December 25, 2003

Why capitalism's a staggering success
(via ibergus)

Interesting article by Denis Dutton:

There is something about capitalism. It is the most wildly successful set of economic arrangements known to history. It thrives on freedom and, indeed, promotes it.

It has done more to increase the standard of living for everyone than any other human device. Anyone doubting its staggering success has only to compare it to the dismal, blood-soaked failures of dictatorial socialism in the 20th century.

Yet capitalism does not inspire love. In most big cities you can generate a mob to trash the local McDonald's, but who would demonstrate in favour of capitalism? History seems to show that even if people think they like freedom and democracy, they are attracted to repressive but more exciting ideas of government.

Heroic military states from those of the Iliad to Napoleon to Hitler have celebrated conquest and prowess. It's a nifty way for any society to acquire wealth - just take it from other people. Systems of despotic kingship also attract in the ways they elevate a glorious dictator, with all the splendour of ceremony that attends royal despotisms. Despots get their wealth by stealing from their own people.

Capitalism is not nearly as sexy. Instead of glorifying conquest or pomp or deifying a leader, its chosen virtues are mundane and boring - thrift, self-reliance, cautious investment, politely serving customers, obeying the law and paying your debts.


Immanuel Kant once remarked that "from the crooked timber of humanity no truly straight thing can be made". Capitalism does not try to straighten the warped wood that we are but adjusts itself to us.
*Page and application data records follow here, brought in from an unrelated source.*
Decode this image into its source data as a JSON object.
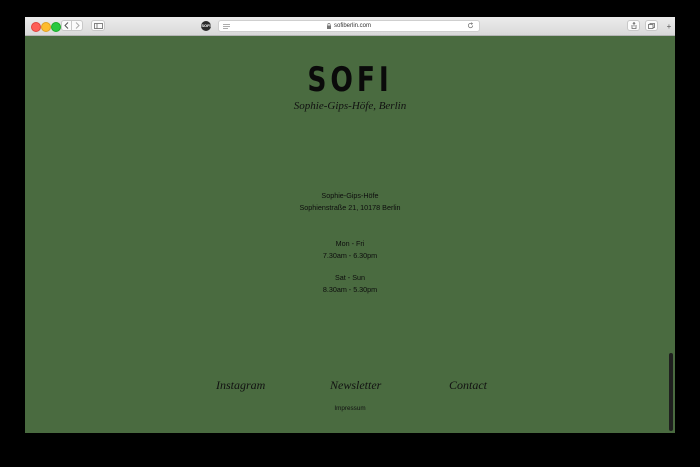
{
  "browser": {
    "url": "sofiberlin.com",
    "favicon_text": "SOFI",
    "new_tab_symbol": "+"
  },
  "page": {
    "logo": "SOFI",
    "tagline": "Sophie-Gips-Höfe, Berlin",
    "address": {
      "line1": "Sophie-Gips-Höfe",
      "line2": "Sophienstraße 21, 10178 Berlin"
    },
    "hours": {
      "weekday_label": "Mon - Fri",
      "weekday_time": "7.30am - 6.30pm",
      "weekend_label": "Sat - Sun",
      "weekend_time": "8.30am - 5.30pm"
    },
    "footer": {
      "instagram": "Instagram",
      "newsletter": "Newsletter",
      "contact": "Contact",
      "impressum": "Impressum"
    }
  },
  "colors": {
    "page_background": "#4a6b40",
    "text": "#0b0b0b"
  }
}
For people in search of a perfect world, that will always seem an unsatisfactory solution. For those who love freedom, it's not a bad thing at all.